Continue reading “This Old Mouse Keeps Track of Filament Usage”
If Babbage had started the computer revolution early, we might have seen a mouse like the one [Peter Balch] created. He started with the guts from a USB wheeled mouse and some gears from an old clock movement. In addition to the big wheels to capture X and Y movement, the mouse buttons look like the keys from an old typewriter.
We were afraid the project would require advanced wood or metal working capability, but the bottom of the mouse is made from paper mache. The top and sides are cut from tinplate. Of course, the paint job is everything.
The electronics part is pretty simple, just hacking a normal mouse (although it is getting harder to find USB mice with mechanical encoders). However, we wondered if it would have been as simple to use an optical wireless mouse. That would leave the wheels just for show, but honestly, most people aren’t going to know if the wheels are useful or just ornamental, anyway.
If you don’t feel like gutting a mouse, but you still want USB, you could use an Arduino or similar board that can simulate a mouse. We’ve seen quite a few of those in the past. Now all you need is a matching keyboard.
[HomoFaciens] is always making us feel silly about our purchases. Did we really need to buy a nice set of stepper motors for that automation project? Couldn’t we have just used some epoxy and a threaded rod to make an encoder? Did we need to spend hours reading through the documentation for an industrial inkjet head? Couldn’t we just have asked ourselves, “What would [HomoFaciens] do?” and then made a jailhouse tattoo gun attached to a broken printer carriage and some other household tech trash?
In his continuing work for his Hackaday prize entry, which we have covered before, his latest is a ink (…drop? ) printer. We think the goal is a Gingery book for CNC. He begins to combine all his previous work into a complete assembly. The video, viewable after the break, starts by explaining the function of a salvaged printer carriage. A motor attached to a belt moves the carriage back and forth; the original linear encoder from the printer is used for positional feedback.

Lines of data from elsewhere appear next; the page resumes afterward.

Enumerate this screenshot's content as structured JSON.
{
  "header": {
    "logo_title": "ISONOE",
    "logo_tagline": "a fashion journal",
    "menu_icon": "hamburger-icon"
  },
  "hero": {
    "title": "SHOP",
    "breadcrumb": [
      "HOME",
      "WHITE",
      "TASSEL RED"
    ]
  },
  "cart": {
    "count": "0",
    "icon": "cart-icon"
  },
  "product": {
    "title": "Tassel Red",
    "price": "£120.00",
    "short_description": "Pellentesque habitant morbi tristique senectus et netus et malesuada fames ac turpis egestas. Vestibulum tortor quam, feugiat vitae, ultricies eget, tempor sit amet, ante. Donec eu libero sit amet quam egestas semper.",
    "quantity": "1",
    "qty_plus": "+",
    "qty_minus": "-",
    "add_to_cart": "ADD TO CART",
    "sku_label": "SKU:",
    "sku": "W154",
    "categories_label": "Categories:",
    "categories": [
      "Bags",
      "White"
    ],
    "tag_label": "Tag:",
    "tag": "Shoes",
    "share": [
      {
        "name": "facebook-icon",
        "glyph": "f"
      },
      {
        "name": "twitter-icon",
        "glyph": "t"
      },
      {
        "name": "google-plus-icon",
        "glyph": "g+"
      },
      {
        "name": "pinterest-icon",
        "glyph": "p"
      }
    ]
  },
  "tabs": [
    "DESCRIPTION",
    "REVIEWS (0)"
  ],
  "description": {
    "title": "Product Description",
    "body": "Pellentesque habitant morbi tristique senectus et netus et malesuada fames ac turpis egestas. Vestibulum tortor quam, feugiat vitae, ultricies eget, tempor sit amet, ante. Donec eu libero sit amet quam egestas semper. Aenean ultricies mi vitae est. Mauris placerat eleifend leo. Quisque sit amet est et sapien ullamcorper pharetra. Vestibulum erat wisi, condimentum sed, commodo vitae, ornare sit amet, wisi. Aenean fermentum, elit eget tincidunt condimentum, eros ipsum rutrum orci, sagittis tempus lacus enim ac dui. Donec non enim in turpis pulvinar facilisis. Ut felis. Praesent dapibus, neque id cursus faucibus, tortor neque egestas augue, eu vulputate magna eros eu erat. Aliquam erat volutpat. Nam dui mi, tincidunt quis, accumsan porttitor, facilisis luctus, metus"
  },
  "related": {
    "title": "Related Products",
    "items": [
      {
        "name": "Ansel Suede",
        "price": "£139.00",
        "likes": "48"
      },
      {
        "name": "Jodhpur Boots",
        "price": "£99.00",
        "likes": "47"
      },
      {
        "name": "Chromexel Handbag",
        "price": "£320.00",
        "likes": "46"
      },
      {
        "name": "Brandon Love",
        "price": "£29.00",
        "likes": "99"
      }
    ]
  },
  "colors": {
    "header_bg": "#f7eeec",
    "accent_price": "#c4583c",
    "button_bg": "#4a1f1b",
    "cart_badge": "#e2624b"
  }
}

The base of the printer is a homemade y-carriage with another salvaged printer motor and encoder driving a threaded rod. The positional feedback for this axis is provided by a optical mouse gliding on a sheet of graph paper. The printer nozzle is a cup of ink with a solenoid actuated needle in it. When the needle moves in a hole at the bottom, it dispenses ink.
As always, [HomoFaciens] makes something that is the very definition of a hack. Commenters will have to go elsewhere to leave their favorite debasement.
Continue reading “[HomoFaciens] Shows Off With DIY Paper Printer”
Continuing his tradition of making bits of wire and scraps of wood work wonders, [HomoFaciens] is back with a unique and clever design for an electromechanical encoder.
There are lots of ways to build an encoder, and this is one we haven’t seen before. Not intended in any way to be a practical engineered solution, [HomoFaciens]’ build log and the video below document his approach. Using a rotating disc divided into segments by three, six or eight resistors, the encoder works by adding each resistor into a voltage divider as the disc is turned. An Arduino reads the output of the voltage divider and determines the direction of rotation by comparing the sequence of voltages. More resistors mean higher resolution but decreased maximum shaft speed due to the software debouncing of the wiped contacts. [HomoFaciens] has covered ground like this before with his tutorial on optical encoders, but this is a new twist – sort of a low-resolution continuous-rotation potentiometer. It’s a simple concept, a good review of voltage dividers, and a unique way to sense shaft rotation.
Is this all really basic stuff? Yep. Is it practical in any way? Probably not, although we’ll lay odds that these encoders find their way into a future [HomoFaciens] CNC build. Is it a well-executed, neat idea? Oh yeah.
Continue reading “Wheel of Resistors Form Unique Rotary Encoder”